Granny was the youngest child and Martha was about 40 when she was born. Martha pampered this only daughter and loved her dearly until, as Granny told it for 87 years, she (Granny) began to have opinions of her own. Martha was made of stern stuff, and you don't see the possibility of a smile on her face in the photo. Not even feminine softness. She did not tolerate differences of opinion well. Uncle Ralph never married until he was 58 years old and Martha had died. She wouldn't have approved of anyone, so he didn't take it on.

I have many, many Granny anecdotes to tell, but I think I'll end this post with some words about the end of her life and how good she was to me. A plain talker, my Granny would take on difficult subjects without fear. There came a time to talk about her mortality. I am a bit of a phobe (all right, in my younger years I was hugely phobic) about hospitals, illness, funerals. She knew that well. For about the last 5 years of her life, she told me many, many times that ours had been the best relationship of her life and she did not want me hanging out at a hospital or seeing her for the last time at a funeral. She gave me permission not to go through that. Over and over again.

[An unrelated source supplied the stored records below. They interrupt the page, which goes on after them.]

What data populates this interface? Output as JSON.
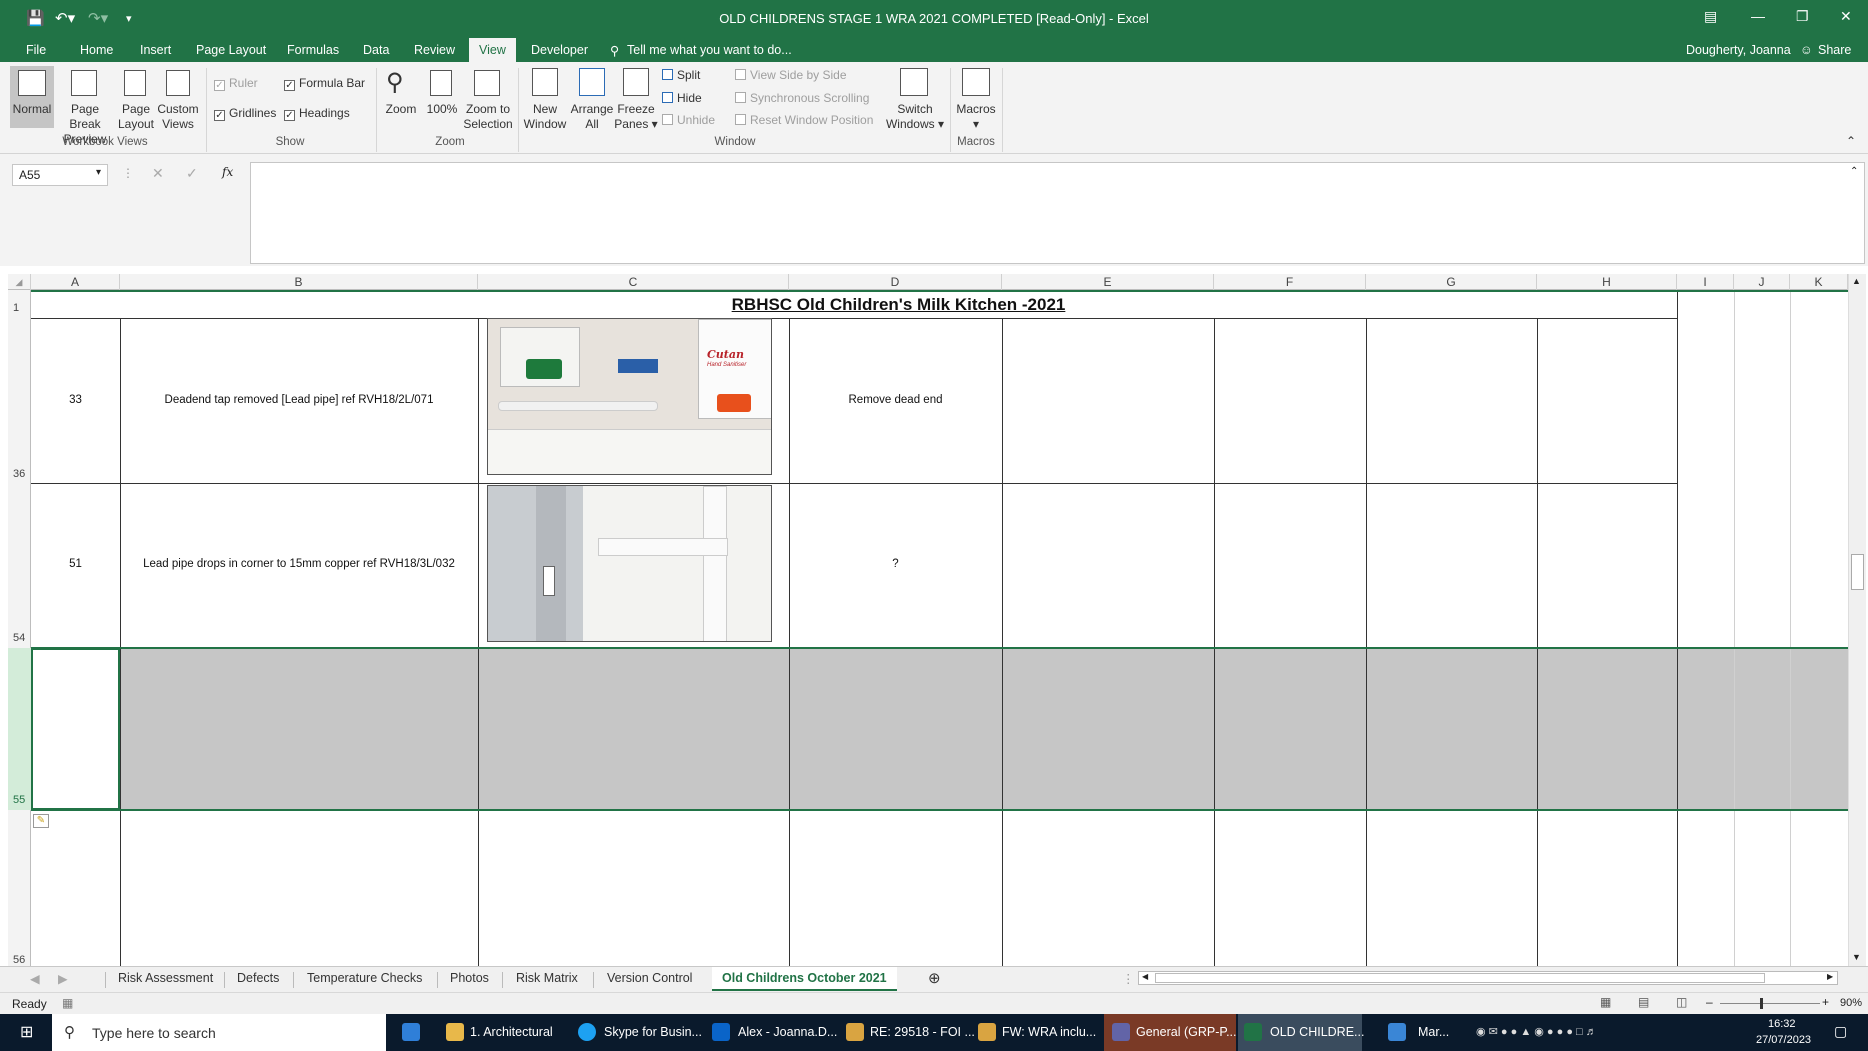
{
  "window": {
    "title": "OLD CHILDRENS STAGE 1 WRA 2021 COMPLETED  [Read-Only] - Excel",
    "user": "Dougherty, Joanna",
    "share": "Share"
  },
  "menu": {
    "tabs": [
      "File",
      "Home",
      "Insert",
      "Page Layout",
      "Formulas",
      "Data",
      "Review",
      "View",
      "Developer"
    ],
    "active": "View",
    "tell_me": "Tell me what you want to do..."
  },
  "ribbon": {
    "workbook_views": {
      "normal": "Normal",
      "page_break_1": "Page Break",
      "page_break_2": "Preview",
      "page_layout_1": "Page",
      "page_layout_2": "Layout",
      "custom_1": "Custom",
      "custom_2": "Views",
      "group": "Workbook Views"
    },
    "show": {
      "ruler": "Ruler",
      "formula_bar": "Formula Bar",
      "gridlines": "Gridlines",
      "headings": "Headings",
      "group": "Show"
    },
    "zoom": {
      "zoom": "Zoom",
      "pct": "100%",
      "zts_1": "Zoom to",
      "zts_2": "Selection",
      "group": "Zoom"
    },
    "window": {
      "new_1": "New",
      "new_2": "Window",
      "arrange_1": "Arrange",
      "arrange_2": "All",
      "freeze_1": "Freeze",
      "freeze_2": "Panes",
      "split": "Split",
      "hide": "Hide",
      "unhide": "Unhide",
      "side_by_side": "View Side by Side",
      "sync_scroll": "Synchronous Scrolling",
      "reset_pos": "Reset Window Position",
      "switch_1": "Switch",
      "switch_2": "Windows",
      "group": "Window"
    },
    "macros": {
      "label": "Macros",
      "group": "Macros"
    }
  },
  "formula_bar": {
    "name_box": "A55",
    "formula": "",
    "fx": "fx"
  },
  "columns": [
    "A",
    "B",
    "C",
    "D",
    "E",
    "F",
    "G",
    "H",
    "I",
    "J",
    "K"
  ],
  "rows": [
    "1",
    "36",
    "54",
    "55",
    "56"
  ],
  "sheet_title": "RBHSC Old Children's Milk Kitchen -2021",
  "entries": [
    {
      "num": "33",
      "description": "Deadend tap removed [Lead pipe] ref  RVH18/2L/071",
      "action": "Remove dead end"
    },
    {
      "num": "51",
      "description": "Lead pipe drops in corner to 15mm copper  ref  RVH18/3L/032",
      "action": "?"
    }
  ],
  "photo_labels": {
    "cutan_1": "Cutan",
    "cutan_2": "Hand Sanitiser"
  },
  "sheet_tabs": [
    "Risk Assessment",
    "Defects",
    "Temperature Checks",
    "Photos",
    "Risk Matrix",
    "Version Control",
    "Old Childrens October 2021"
  ],
  "active_sheet": "Old Childrens October 2021",
  "status": {
    "ready": "Ready",
    "zoom": "90%"
  },
  "taskbar": {
    "search_placeholder": "Type here to search",
    "items": [
      "1. Architectural",
      "Skype for Busin...",
      "Alex - Joanna.D...",
      "RE: 29518 - FOI ...",
      "FW: WRA inclu...",
      "General (GRP-P...",
      "OLD CHILDRE...",
      "Mar..."
    ],
    "time": "16:32",
    "date": "27/07/2023"
  },
  "colors": {
    "excel_green": "#217346",
    "selection_gray": "#c6c6c6",
    "taskbar": "#0a1a2c"
  }
}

She fell and broke her hip minutes after the Broncos lost the Super Bowl in 1987. Aunt Pat teased her after surgery the next day. "Mother, you didn't have to throw yourself down just because they lost." She seemed to be doing well. Until the pneumonia came. She was on a respirator and could not speak, but she was alert. The relatives were called in. Granny adored Ex. Not just because he was my husband. They just clicked. Ex went up to the hospital bed. "Granny do you recognize me? Do you know who I am?" Blink. Blink. "Do you know who my wife is?" Blink. Blink. "Do you know why she is not here with me to visit you?" Blink. Blink. Blink. Blink. Blink. Blink.

She held on for 2 weeks. Aunt Pat called at 2:00 a.m. to say she had left us and joined Grandpa. I called Ex who was in San Jose at training. He had just been hired by the union. He was devastated. I went to the funeral. He needed me. I grew from it.

In my ears right now: "When It's Springtime in the Rockies". My Granny loved that song. I learned to play it - for her - for my first piano recital. She made me a blue dress to wear with a big satin bow on the back.

Something that charmed me today: A sweet exchange of very early e-mails, that reminded me I am loved and cared for.


  1. I love old family stories. I need to blog some more about my Grandpa Mel--actually a step-grandpa, but he was my Gramps. Thanks for sharing about your Granny. Isn't it wonderful to be loved just because?

  2. Just because you happen to be alive. "You're good enough to love just because you are you." You'll hear much, much more about Granny, Miss Mary Belle Blair. And then she was Mrs. O'Farrell, hence the Granny "O". My paternal grandfather will be fun to write about, too, but Granny's first.

  3. A blue dress to match your beautiful blue eyes.

  4. Oh! What a wonderful gift of words this afternoon. Remember, I grew up knowing I didn't look like much and the only saving grace I had was those blue eyes which I must enhance with ONLY blue clothing . . so I wouldn't cause a freight train to take a dirt road. So, yeah. The dress was blue. And she liked my eyes, too. I fell like I just got a bouquet!